The K-9 unit, trained to detect drugs, is among the most effective tools employed by the Border Patrol. Photo by Efren Salinas.
FALFURRIAS — The Falfurrias Border Patrol checkpoint, the most effective operation of its kind in the nation, has been so successful at stopping traffickers from moving drugs and immigrants through the area that it has created a new problem: teenagers are doing more of the dirty work and suffering no consequences if they’re caught.
By the end of January, the Falfurrias Checkpoint – famous for seizing 8,800 pounds of drugs from a single vehicle and detaining rapper Lil’ Wayne after marijuana was found on his tour bus – had already seized more than 65,000 pounds of narcotics and detained almost 3,000 undocumented aliens.
The stop employs more than 250 people, second only to the school district in the town of 6,000 people, said Brooks County Judge Raul Ramirez.
The checkpoint, which operates year-round 24 hours a day, is equipped with K-9 units, x-ray scanners and highly trained Border Patrol agents. The land around the checkpoint, mostly ranchland, is also heavily patrolled by agents in trucks, on ATVs and even on horseback.
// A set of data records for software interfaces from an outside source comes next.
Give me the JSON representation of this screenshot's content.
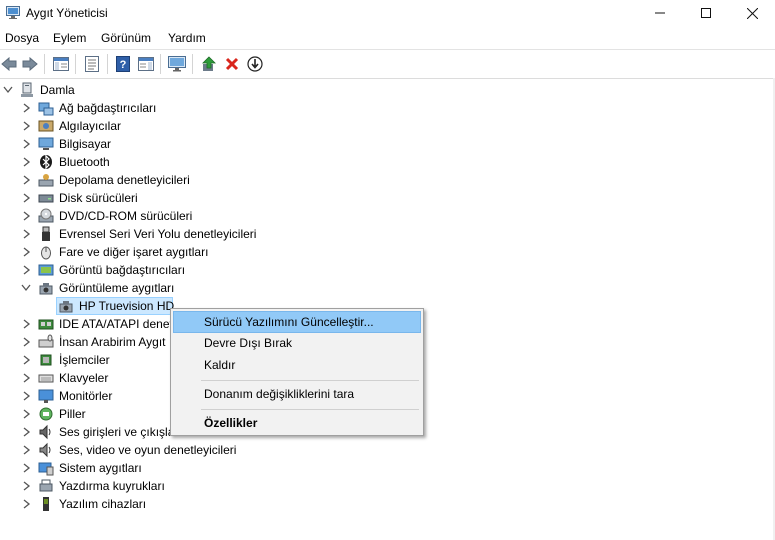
{
  "window": {
    "title": "Aygıt Yöneticisi",
    "minimize": "—",
    "maximize": "☐",
    "close": "✕"
  },
  "menu": [
    "Dosya",
    "Eylem",
    "Görünüm",
    "Yardım"
  ],
  "toolbar": [
    "back",
    "forward",
    "show-hide-console-tree",
    "properties",
    "help",
    "action-pane",
    "scan-hardware-changes",
    "update-driver",
    "uninstall",
    "disable"
  ],
  "tree": {
    "root": "Damla",
    "categories": [
      {
        "label": "Ağ bağdaştırıcıları",
        "icon": "network-adapter-icon",
        "expanded": false
      },
      {
        "label": "Algılayıcılar",
        "icon": "sensor-icon",
        "expanded": false
      },
      {
        "label": "Bilgisayar",
        "icon": "computer-icon",
        "expanded": false
      },
      {
        "label": "Bluetooth",
        "icon": "bluetooth-icon",
        "expanded": false
      },
      {
        "label": "Depolama denetleyicileri",
        "icon": "storage-controller-icon",
        "expanded": false
      },
      {
        "label": "Disk sürücüleri",
        "icon": "disk-drive-icon",
        "expanded": false
      },
      {
        "label": "DVD/CD-ROM sürücüleri",
        "icon": "dvd-icon",
        "expanded": false
      },
      {
        "label": "Evrensel Seri Veri Yolu denetleyicileri",
        "icon": "usb-icon",
        "expanded": false
      },
      {
        "label": "Fare ve diğer işaret aygıtları",
        "icon": "mouse-icon",
        "expanded": false
      },
      {
        "label": "Görüntü bağdaştırıcıları",
        "icon": "display-adapter-icon",
        "expanded": false
      },
      {
        "label": "Görüntüleme aygıtları",
        "icon": "imaging-device-icon",
        "expanded": true
      },
      {
        "label": "IDE ATA/ATAPI denet",
        "icon": "ide-icon",
        "expanded": false
      },
      {
        "label": "İnsan Arabirim Aygıt",
        "icon": "hid-icon",
        "expanded": false
      },
      {
        "label": "İşlemciler",
        "icon": "processor-icon",
        "expanded": false
      },
      {
        "label": "Klavyeler",
        "icon": "keyboard-icon",
        "expanded": false
      },
      {
        "label": "Monitörler",
        "icon": "monitor-icon",
        "expanded": false
      },
      {
        "label": "Piller",
        "icon": "battery-icon",
        "expanded": false
      },
      {
        "label": "Ses girişleri ve çıkışla",
        "icon": "audio-io-icon",
        "expanded": false
      },
      {
        "label": "Ses, video ve oyun denetleyicileri",
        "icon": "sound-video-icon",
        "expanded": false
      },
      {
        "label": "Sistem aygıtları",
        "icon": "system-device-icon",
        "expanded": false
      },
      {
        "label": "Yazdırma kuyrukları",
        "icon": "print-queue-icon",
        "expanded": false
      },
      {
        "label": "Yazılım cihazları",
        "icon": "software-device-icon",
        "expanded": false
      }
    ],
    "selected_device": "HP Truevision HD"
  },
  "context_menu": {
    "items": [
      {
        "label": "Sürücü Yazılımını Güncelleştir...",
        "highlighted": true
      },
      {
        "label": "Devre Dışı Bırak"
      },
      {
        "label": "Kaldır"
      },
      {
        "label": "Donanım değişikliklerini tara"
      },
      {
        "label": "Özellikler",
        "bold": true
      }
    ]
  },
  "colors": {
    "selection": "#cce8ff",
    "menu_highlight": "#91c9f7",
    "menu_bg": "#f2f2f2"
  }
}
To get around Border Patrol at the checkpoint, illegal traffickers are forced to get creative by hiring juveniles from Brooks County and the rest of South Texas to carry drugs or accompany immigrants through the area.
If Border Patrol agents catch the juveniles, they’re not equipped to deal properly with them, Brooks County Sheriff Rey Rodriguez says.
“They don’t have the facilities or the personnel to do it,” he said, “so they just let them go.”
According to Chief Juvenile Probation Officer Chris Arevalo, a recent case involved a minor who was carrying more than $200,000 worth of cocaine while attempting to cross the checkpoint. He was going to be paid $100 for the job.
“It’s frustrating for us,” Arevalo said, “because if we could detain the kids that are caught at the checkpoint, then maybe we could start to fix the problem.”
Back at the checkpoint, Supervisory Border Patrol Agent Stacey Leal explains that when juveniles are caught either transporting drugs or as undocumented immigrants, the agency does everything in its power to reunite them with their parents or guardians.
This is typically a quick process, as “most of our apprehensions have family within commuting distance,” Leal said. On the rare occurrence that reuniting a minor with his or her guardian takes longer, Leal explained that they are taken from the checkpoint to the nearby Border Patrol station and given a warm meal and comfortable place to wait.
“Behind every child is a parent,” Leal said. “You would want your child treated just as well.”
Enlisting minors for drug trafficking is not unique to the border. The technique, in fact, is employed in various forms across the country, whether it be transporting cocaine in South Texas or selling drugs on the corner of a Los Angeles street block.
Vincent Webb, dean of the College of Criminal Justice at Sam Houston State University in Huntsville, said that the true challenge is removing the incentive for youth. “When you try to come up with alternatives that are non-punitive or positive in nature,” he said, “you are up against some stiff competition money-wise.”
In other words, juveniles can make a lot of money in a short amount of time with minimal effort or fear of consequence. As Webb puts it, “Youth being youth, they are not always good at estimating risks.”
Keeping young adults, who in Brooks County have few options outside of working at a grocery store or in the fast food industry, from falling into illegal activity can be done by involving the entire community, Webb said.
In Falfurrias, Mayor Anna Garcia believes the city must do more to create opportunities for its youth. The city’s first elected female mayor, Gracia speaks about her son’s baseball scholarship and the city’s new skate park with alternating enthusiasm.
Garcia says the community has not always cared for its youth as it should. She points to the skate park, a project initially rejected by civic leaders, as a gesture to the young men and women of Falfurrias that their city is invested in them.
Since her election in 2010, Garcia has also put her efforts into helping the school district’s truancy problem by meeting with at-risk youth.
“Give me five kids,” Garcia said. “I want to talk to them because there might be a reason for their behavior.” Garcia said the children respect the position and take her seriously. “I was always drawn to that population of kids that needed that extra pat on the back,” she said.
Webb, the Sam Houston State professor, advocates this approach. “It is not just a youth problem, not just a criminal justice problem, it is not just a law enforcement problem,” he said. “I would underscore that it is a community problem.”